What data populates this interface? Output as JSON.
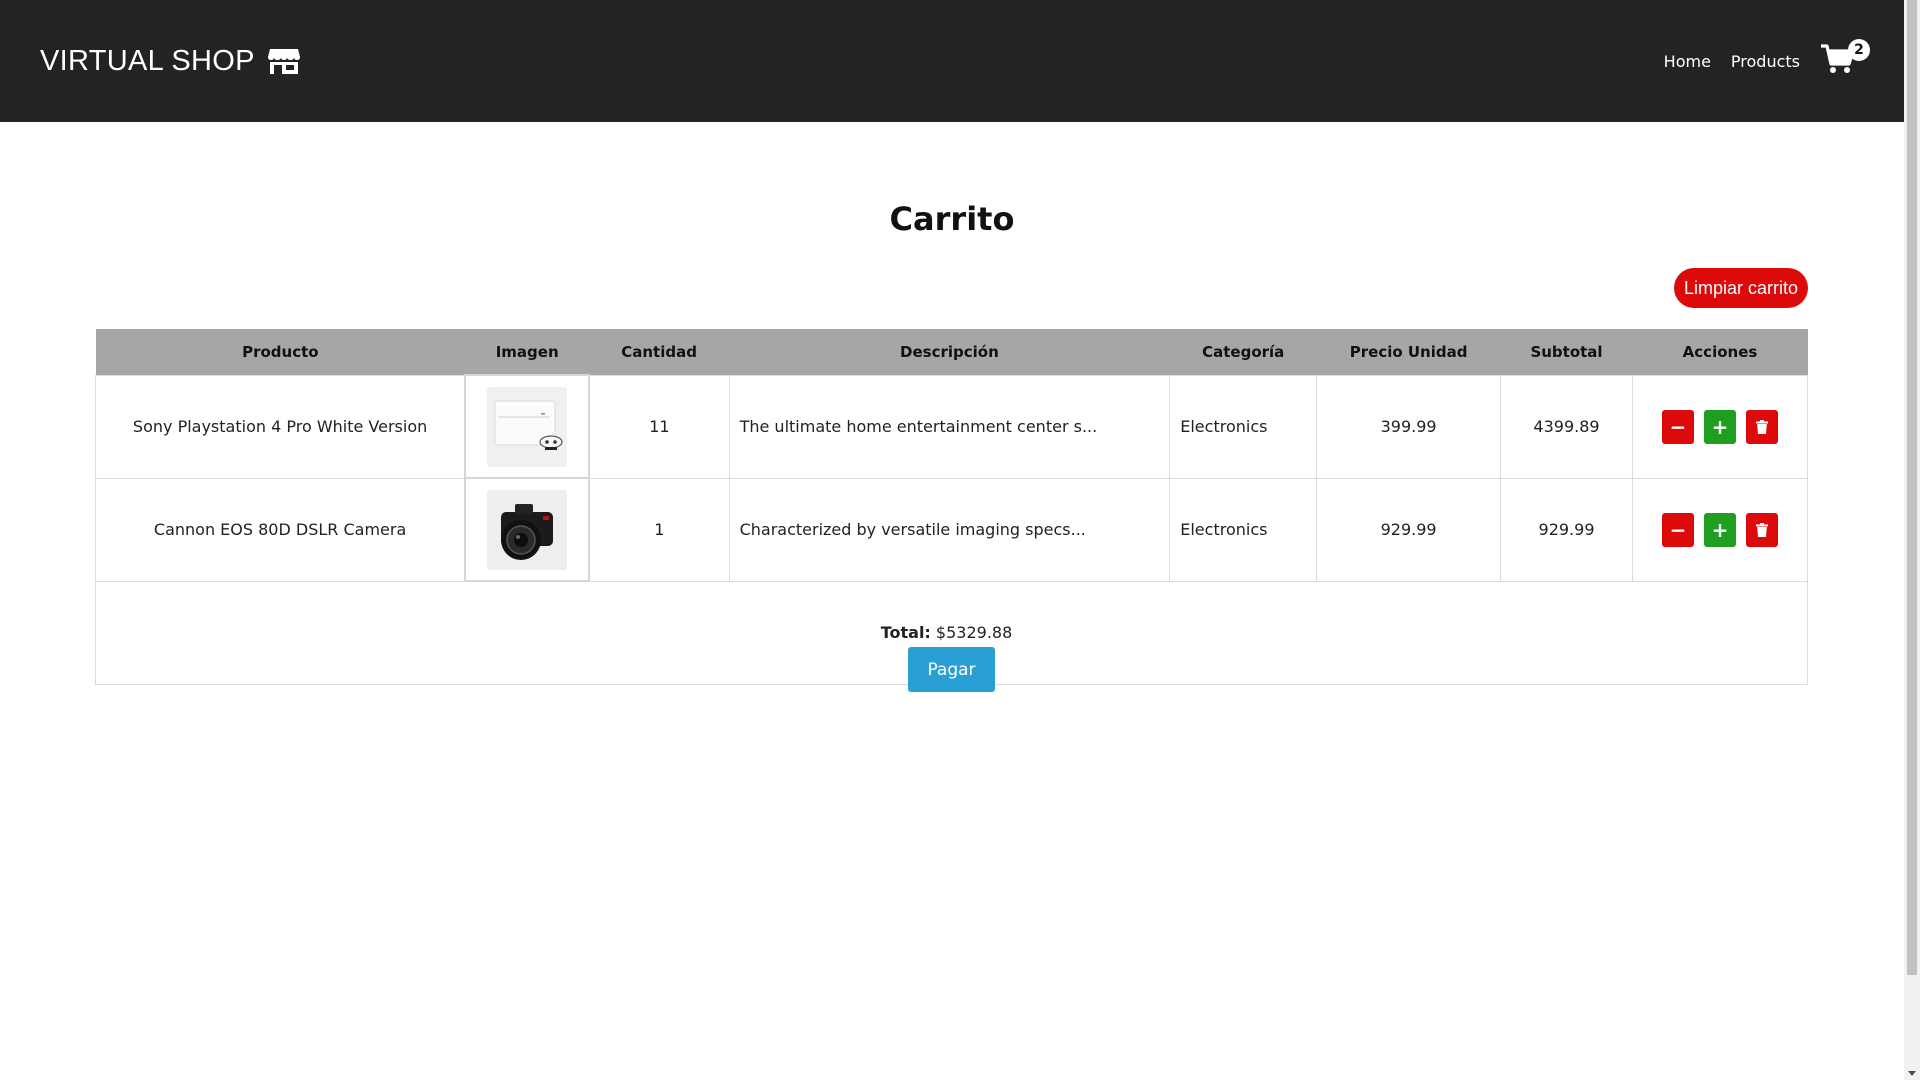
{
  "navbar": {
    "brand": "VIRTUAL SHOP",
    "links": [
      {
        "label": "Home"
      },
      {
        "label": "Products"
      }
    ],
    "cart_count": "2"
  },
  "cart": {
    "title": "Carrito",
    "clear_label": "Limpiar carrito",
    "headers": [
      "Producto",
      "Imagen",
      "Cantidad",
      "Descripción",
      "Categoría",
      "Precio Unidad",
      "Subtotal",
      "Acciones"
    ],
    "rows": [
      {
        "product": "Sony Playstation 4 Pro White Version",
        "image": "playstation-image",
        "quantity": "11",
        "description": "The ultimate home entertainment center s...",
        "category": "Electronics",
        "unit_price": "399.99",
        "subtotal": "4399.89"
      },
      {
        "product": "Cannon EOS 80D DSLR Camera",
        "image": "camera-image",
        "quantity": "1",
        "description": "Characterized by versatile imaging specs...",
        "category": "Electronics",
        "unit_price": "929.99",
        "subtotal": "929.99"
      }
    ],
    "total_label": "Total:",
    "total_value": "$5329.88",
    "pay_label": "Pagar"
  },
  "actions": {
    "decrease_symbol": "−",
    "increase_symbol": "+",
    "delete_icon": "trash-icon"
  },
  "colors": {
    "navbar_bg": "#232323",
    "danger": "#dc0a0a",
    "success": "#1f9e1f",
    "primary": "#2a9fd6",
    "table_header_bg": "#a6a6a6"
  }
}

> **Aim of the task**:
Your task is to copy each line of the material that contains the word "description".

> **Answer for the task**:
        "description": "The ultimate home entertainment center s...",
        "description": "Characterized by versatile imaging specs...",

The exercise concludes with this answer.